> Task statement
For the word "JSON", count the lines of the data that include it and give only the total.
-- Input follows --
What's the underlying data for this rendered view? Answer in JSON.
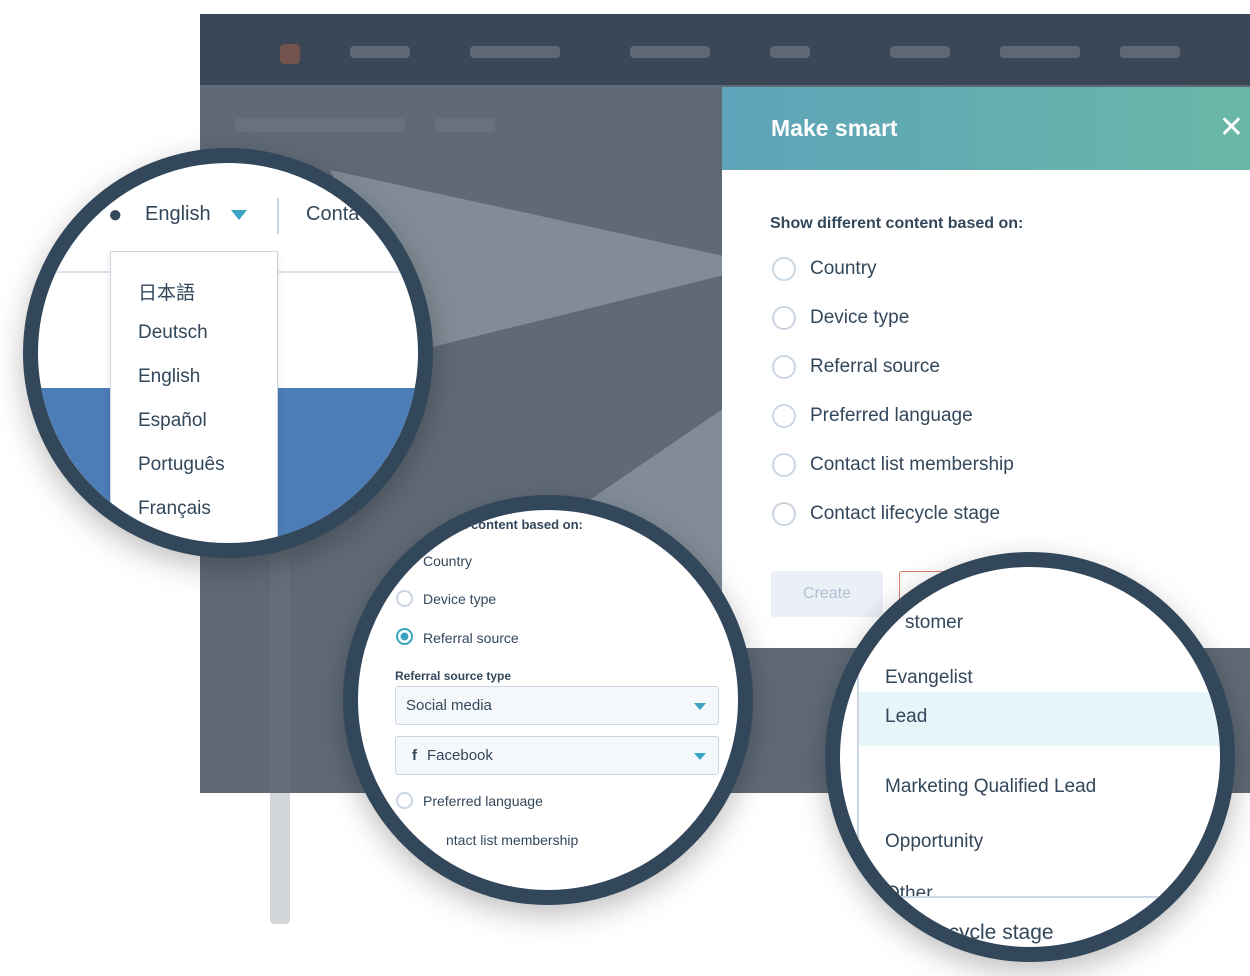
{
  "modal": {
    "title": "Make smart",
    "close_icon": "close-icon",
    "label": "Show different content based on:",
    "options": [
      "Country",
      "Device type",
      "Referral source",
      "Preferred language",
      "Contact list membership",
      "Contact lifecycle stage"
    ],
    "create_label": "Create"
  },
  "language_zoom": {
    "current": "English",
    "next_tab": "Conta",
    "languages": [
      "日本語",
      "Deutsch",
      "English",
      "Español",
      "Português",
      "Français"
    ]
  },
  "referral_zoom": {
    "label_partial": "t content based on:",
    "options": [
      "Country",
      "Device type",
      "Referral source"
    ],
    "selected": "Referral source",
    "type_label": "Referral source type",
    "type_value": "Social media",
    "network_value": "Facebook",
    "after": [
      "Preferred language",
      "ntact list membership"
    ]
  },
  "lifecycle_zoom": {
    "items": [
      "stomer",
      "Evangelist",
      "Lead",
      "Marketing Qualified Lead",
      "Opportunity",
      "Other"
    ],
    "highlighted": "Lead",
    "footer": "t lifecycle stage"
  },
  "colors": {
    "accent": "#3aa5c2",
    "header_start": "#5ea3b9",
    "header_end": "#6ab7a7",
    "ring": "#33475b"
  }
}
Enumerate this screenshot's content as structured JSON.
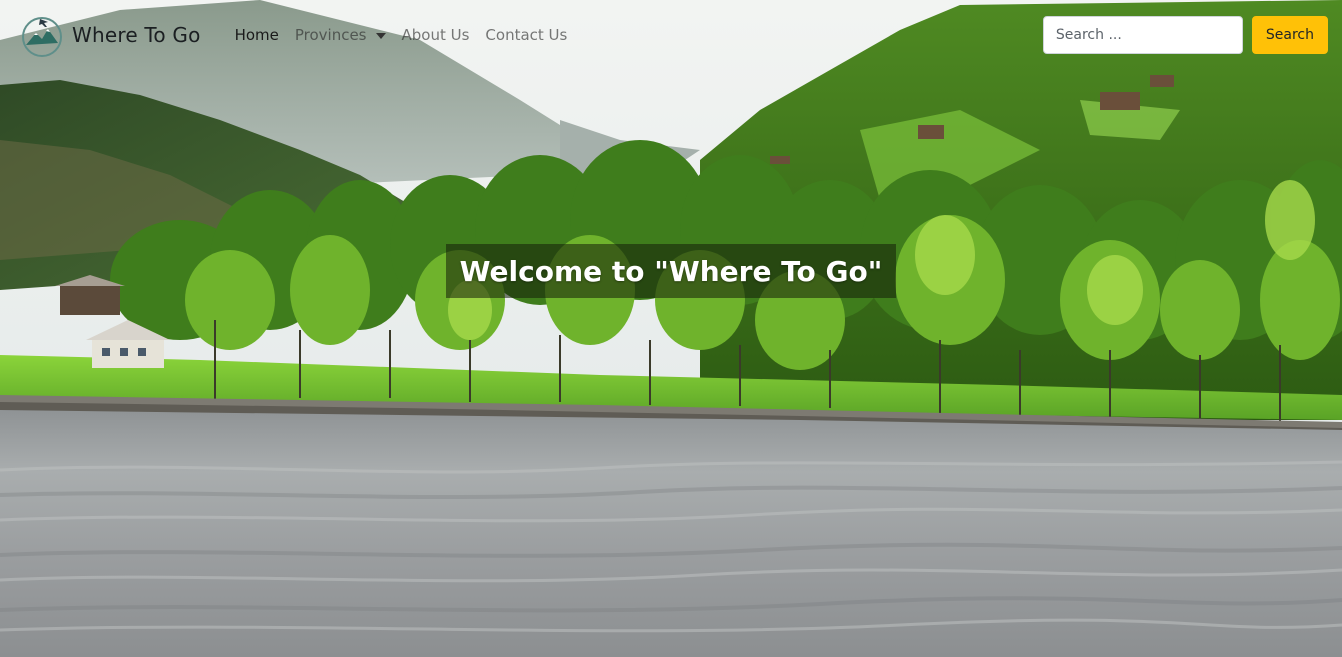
{
  "navbar": {
    "brand_name": "Where To Go",
    "links": [
      {
        "label": "Home",
        "active": true
      },
      {
        "label": "Provinces",
        "dropdown": true
      },
      {
        "label": "About Us"
      },
      {
        "label": "Contact Us"
      }
    ],
    "search": {
      "placeholder": "Search ...",
      "button_label": "Search"
    }
  },
  "hero": {
    "welcome_text": "Welcome to \"Where To Go\""
  },
  "colors": {
    "accent": "#ffc107",
    "text_dark": "#212529"
  },
  "icons": {
    "brand": "mountain-airplane-logo-icon",
    "dropdown": "caret-down-icon"
  }
}
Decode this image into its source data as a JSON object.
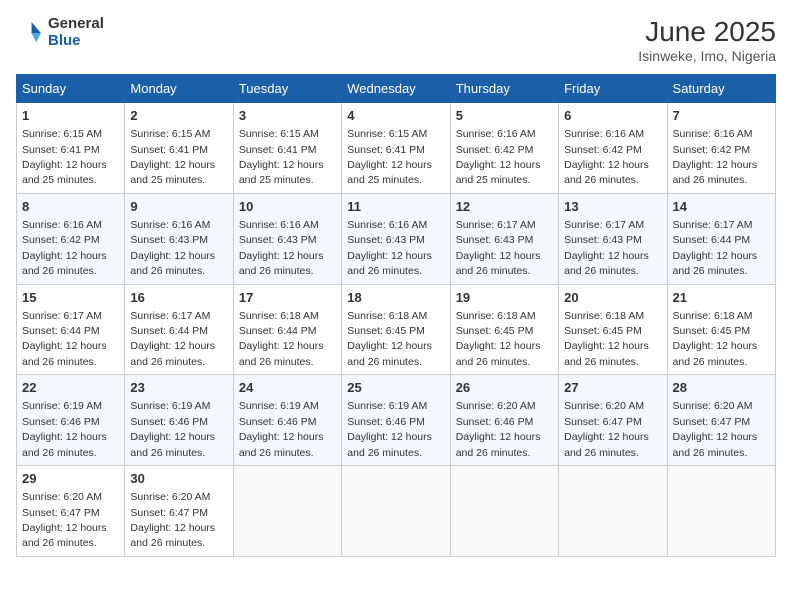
{
  "logo": {
    "general": "General",
    "blue": "Blue"
  },
  "title": "June 2025",
  "subtitle": "Isinweke, Imo, Nigeria",
  "headers": [
    "Sunday",
    "Monday",
    "Tuesday",
    "Wednesday",
    "Thursday",
    "Friday",
    "Saturday"
  ],
  "weeks": [
    [
      {
        "day": "1",
        "sunrise": "6:15 AM",
        "sunset": "6:41 PM",
        "daylight": "12 hours and 25 minutes."
      },
      {
        "day": "2",
        "sunrise": "6:15 AM",
        "sunset": "6:41 PM",
        "daylight": "12 hours and 25 minutes."
      },
      {
        "day": "3",
        "sunrise": "6:15 AM",
        "sunset": "6:41 PM",
        "daylight": "12 hours and 25 minutes."
      },
      {
        "day": "4",
        "sunrise": "6:15 AM",
        "sunset": "6:41 PM",
        "daylight": "12 hours and 25 minutes."
      },
      {
        "day": "5",
        "sunrise": "6:16 AM",
        "sunset": "6:42 PM",
        "daylight": "12 hours and 25 minutes."
      },
      {
        "day": "6",
        "sunrise": "6:16 AM",
        "sunset": "6:42 PM",
        "daylight": "12 hours and 26 minutes."
      },
      {
        "day": "7",
        "sunrise": "6:16 AM",
        "sunset": "6:42 PM",
        "daylight": "12 hours and 26 minutes."
      }
    ],
    [
      {
        "day": "8",
        "sunrise": "6:16 AM",
        "sunset": "6:42 PM",
        "daylight": "12 hours and 26 minutes."
      },
      {
        "day": "9",
        "sunrise": "6:16 AM",
        "sunset": "6:43 PM",
        "daylight": "12 hours and 26 minutes."
      },
      {
        "day": "10",
        "sunrise": "6:16 AM",
        "sunset": "6:43 PM",
        "daylight": "12 hours and 26 minutes."
      },
      {
        "day": "11",
        "sunrise": "6:16 AM",
        "sunset": "6:43 PM",
        "daylight": "12 hours and 26 minutes."
      },
      {
        "day": "12",
        "sunrise": "6:17 AM",
        "sunset": "6:43 PM",
        "daylight": "12 hours and 26 minutes."
      },
      {
        "day": "13",
        "sunrise": "6:17 AM",
        "sunset": "6:43 PM",
        "daylight": "12 hours and 26 minutes."
      },
      {
        "day": "14",
        "sunrise": "6:17 AM",
        "sunset": "6:44 PM",
        "daylight": "12 hours and 26 minutes."
      }
    ],
    [
      {
        "day": "15",
        "sunrise": "6:17 AM",
        "sunset": "6:44 PM",
        "daylight": "12 hours and 26 minutes."
      },
      {
        "day": "16",
        "sunrise": "6:17 AM",
        "sunset": "6:44 PM",
        "daylight": "12 hours and 26 minutes."
      },
      {
        "day": "17",
        "sunrise": "6:18 AM",
        "sunset": "6:44 PM",
        "daylight": "12 hours and 26 minutes."
      },
      {
        "day": "18",
        "sunrise": "6:18 AM",
        "sunset": "6:45 PM",
        "daylight": "12 hours and 26 minutes."
      },
      {
        "day": "19",
        "sunrise": "6:18 AM",
        "sunset": "6:45 PM",
        "daylight": "12 hours and 26 minutes."
      },
      {
        "day": "20",
        "sunrise": "6:18 AM",
        "sunset": "6:45 PM",
        "daylight": "12 hours and 26 minutes."
      },
      {
        "day": "21",
        "sunrise": "6:18 AM",
        "sunset": "6:45 PM",
        "daylight": "12 hours and 26 minutes."
      }
    ],
    [
      {
        "day": "22",
        "sunrise": "6:19 AM",
        "sunset": "6:46 PM",
        "daylight": "12 hours and 26 minutes."
      },
      {
        "day": "23",
        "sunrise": "6:19 AM",
        "sunset": "6:46 PM",
        "daylight": "12 hours and 26 minutes."
      },
      {
        "day": "24",
        "sunrise": "6:19 AM",
        "sunset": "6:46 PM",
        "daylight": "12 hours and 26 minutes."
      },
      {
        "day": "25",
        "sunrise": "6:19 AM",
        "sunset": "6:46 PM",
        "daylight": "12 hours and 26 minutes."
      },
      {
        "day": "26",
        "sunrise": "6:20 AM",
        "sunset": "6:46 PM",
        "daylight": "12 hours and 26 minutes."
      },
      {
        "day": "27",
        "sunrise": "6:20 AM",
        "sunset": "6:47 PM",
        "daylight": "12 hours and 26 minutes."
      },
      {
        "day": "28",
        "sunrise": "6:20 AM",
        "sunset": "6:47 PM",
        "daylight": "12 hours and 26 minutes."
      }
    ],
    [
      {
        "day": "29",
        "sunrise": "6:20 AM",
        "sunset": "6:47 PM",
        "daylight": "12 hours and 26 minutes."
      },
      {
        "day": "30",
        "sunrise": "6:20 AM",
        "sunset": "6:47 PM",
        "daylight": "12 hours and 26 minutes."
      },
      null,
      null,
      null,
      null,
      null
    ]
  ]
}
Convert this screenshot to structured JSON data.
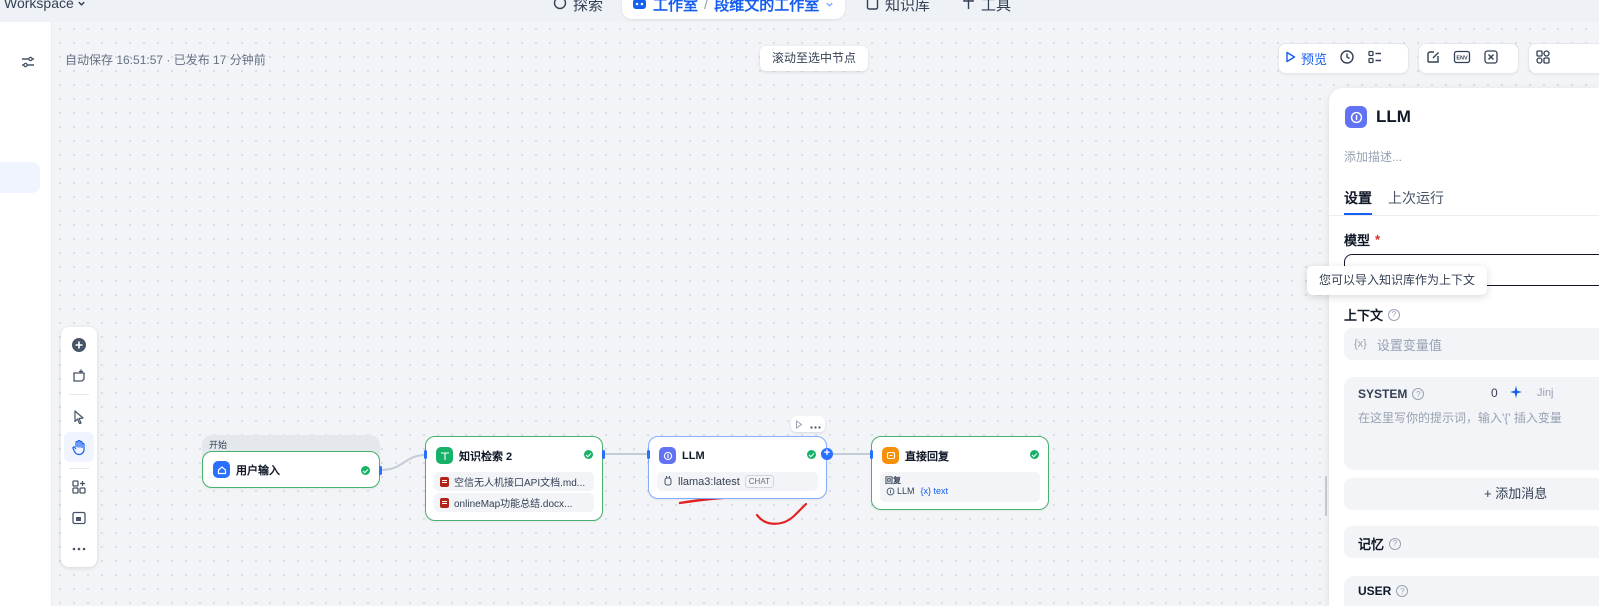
{
  "topnav": {
    "workspace": "Workspace",
    "explore": "探索",
    "studio": "工作室",
    "studio_sub": "段维文的工作室",
    "knowledge": "知识库",
    "tools": "工具"
  },
  "canvas": {
    "autosave": "自动保存 16:51:57 · 已发布 17 分钟前",
    "scroll_to_selected": "滚动至选中节点",
    "preview": "预览",
    "env_label": "ENV",
    "tooltip": "您可以导入知识库作为上下文"
  },
  "nodes": {
    "start": {
      "group_label": "开始",
      "title": "用户输入"
    },
    "knowledge": {
      "title": "知识检索 2",
      "items": [
        "空信无人机接口API文档.md...",
        "onlineMap功能总结.docx..."
      ]
    },
    "llm": {
      "title": "LLM",
      "model": "llama3:latest",
      "mode": "CHAT"
    },
    "answer": {
      "title": "直接回复",
      "section": "回复",
      "var_source": "LLM",
      "var_name": "{x} text"
    }
  },
  "panel": {
    "title": "LLM",
    "description_placeholder": "添加描述...",
    "tabs": [
      "设置",
      "上次运行"
    ],
    "model_label": "模型",
    "required_mark": "*",
    "context_label": "上下文",
    "context_var_icon": "{x}",
    "context_placeholder": "设置变量值",
    "system_label": "SYSTEM",
    "system_count": "0",
    "system_jinja": "Jinj",
    "system_placeholder": "在这里写你的提示词，输入'{' 插入变量",
    "add_message": "+ 添加消息",
    "memory_label": "记忆",
    "user_label": "USER"
  },
  "colors": {
    "accent": "#155eef",
    "success": "#17b26a",
    "knowledge_icon": "#17b26a",
    "llm_icon": "#6172f3",
    "answer_icon": "#f79009",
    "start_icon": "#2970ff",
    "annotation_red": "#e02424"
  }
}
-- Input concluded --
> Expected answer
4